Body confidence has always been something I lack. Since having children, I’ve struggled with how I look more than ever. I’ve spoken a lot about my mental health struggles here on the blog, but I’ve never discussed my feelings on my appearance.
My body confidence is something I’m desperate to improve. Not just for myself, but also for my children, especially Mia. Until last week, I hadn’t taken my children swimming for over three years. I’d always sit on the sidelines whilst Grandma had fun splashing around with them and if I did get in the water, I’d hide as much as I could in case anyone I knew was there.

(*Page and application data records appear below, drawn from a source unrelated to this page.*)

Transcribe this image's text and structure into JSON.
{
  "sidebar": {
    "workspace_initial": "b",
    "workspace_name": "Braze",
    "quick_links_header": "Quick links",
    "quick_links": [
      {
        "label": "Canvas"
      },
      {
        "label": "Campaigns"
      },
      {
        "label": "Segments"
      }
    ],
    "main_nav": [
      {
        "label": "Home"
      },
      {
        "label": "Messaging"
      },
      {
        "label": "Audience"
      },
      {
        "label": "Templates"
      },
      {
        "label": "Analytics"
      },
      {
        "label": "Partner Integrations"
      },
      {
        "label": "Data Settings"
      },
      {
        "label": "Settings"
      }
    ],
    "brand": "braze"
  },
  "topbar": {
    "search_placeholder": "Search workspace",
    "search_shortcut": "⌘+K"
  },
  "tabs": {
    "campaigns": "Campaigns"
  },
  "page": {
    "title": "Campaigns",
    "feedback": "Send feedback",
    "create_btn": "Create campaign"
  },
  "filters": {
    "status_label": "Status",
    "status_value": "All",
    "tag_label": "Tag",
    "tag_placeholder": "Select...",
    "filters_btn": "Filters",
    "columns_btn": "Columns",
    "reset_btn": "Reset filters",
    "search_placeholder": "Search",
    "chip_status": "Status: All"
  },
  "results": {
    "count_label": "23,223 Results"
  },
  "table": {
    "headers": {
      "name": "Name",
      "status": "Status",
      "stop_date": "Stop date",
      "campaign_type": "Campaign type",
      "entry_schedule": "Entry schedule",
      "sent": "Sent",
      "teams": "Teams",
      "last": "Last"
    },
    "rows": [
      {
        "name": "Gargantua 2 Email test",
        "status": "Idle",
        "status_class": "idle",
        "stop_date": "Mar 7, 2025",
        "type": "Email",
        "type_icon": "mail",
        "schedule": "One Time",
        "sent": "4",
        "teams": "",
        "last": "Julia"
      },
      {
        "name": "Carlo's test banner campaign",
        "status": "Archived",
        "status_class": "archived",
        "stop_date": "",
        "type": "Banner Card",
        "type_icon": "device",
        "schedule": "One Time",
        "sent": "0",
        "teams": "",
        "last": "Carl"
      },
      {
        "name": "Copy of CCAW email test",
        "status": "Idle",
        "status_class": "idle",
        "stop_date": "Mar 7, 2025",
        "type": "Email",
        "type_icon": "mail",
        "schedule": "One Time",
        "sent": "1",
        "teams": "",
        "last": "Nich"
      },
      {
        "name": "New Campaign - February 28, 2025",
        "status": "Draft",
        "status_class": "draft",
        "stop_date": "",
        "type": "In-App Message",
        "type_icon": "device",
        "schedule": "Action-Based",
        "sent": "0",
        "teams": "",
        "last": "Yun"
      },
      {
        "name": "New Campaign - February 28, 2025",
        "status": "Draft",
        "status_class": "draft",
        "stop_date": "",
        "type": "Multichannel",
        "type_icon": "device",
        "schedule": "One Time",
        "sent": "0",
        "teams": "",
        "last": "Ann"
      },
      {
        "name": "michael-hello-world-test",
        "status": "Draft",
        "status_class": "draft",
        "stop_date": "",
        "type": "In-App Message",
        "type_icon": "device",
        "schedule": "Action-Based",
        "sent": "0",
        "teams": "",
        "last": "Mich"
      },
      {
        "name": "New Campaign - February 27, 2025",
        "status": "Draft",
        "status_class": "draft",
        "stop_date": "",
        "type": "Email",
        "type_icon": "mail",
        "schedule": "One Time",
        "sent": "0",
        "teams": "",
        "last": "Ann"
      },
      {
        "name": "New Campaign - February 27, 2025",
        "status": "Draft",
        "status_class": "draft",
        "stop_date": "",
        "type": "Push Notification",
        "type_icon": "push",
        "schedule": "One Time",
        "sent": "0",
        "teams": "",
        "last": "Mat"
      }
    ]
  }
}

I’m not overweight, I swing between size 10 and size 14. It’s not my weight that is the issue as such, it’s simply how I view myself when I look at my appearance in the mirror. I still have a lumpy bumpy tummy five years after the birth of my youngest child. I’m often stressed or exhausted, usually both, and it shows. I have neglected myself for far too long drinking caffeine all day every day and eating whatever is convenient. I’m not a toned, care free 17-year-old anymore. It’s time I accepted the body that I have, after all, it’s given me two beautiful children and for that I am eternally grateful.
I don’t do myself any favours, I know that, but I’ve become stuck in an endless loop of survival.
My children’s faces when I told them we were going swimming were priceless.
They were so excited that I was taking them, and getting in the pool with them. Even when we were in the water I was racked with anxiety over what I looked like, but we had so much fun. It didn’t take long for the laughter we shared to dissolve any concerns I had over my body. Before we had even left the building they both asked if we could do it again. Having Mummy in the pool meant so much to them.
Mia is 7 now, soon she’ll be starting middle school. She’s growing up in the blink of an eye. If she ever looks at herself in the same way that I see myself, I will be truly gutted. She’s a beautiful young lady growing up in a world so very different to the one I grew up in. She idolises the likes of JoJo Siwa and Little Mix, and she idolises me… I need to change how I think and feel about myself in order to positively influence her body confidence as she catapults towards her teenage years.
I can continue missing out on making precious memories with my children, or I can stop letting my lack of confidence hold me back. I’m choosing the latter. It won’t be easy, but it’ll be so very worth it.
For mental health support and advice on self-esteem and body confidence, contact Mind.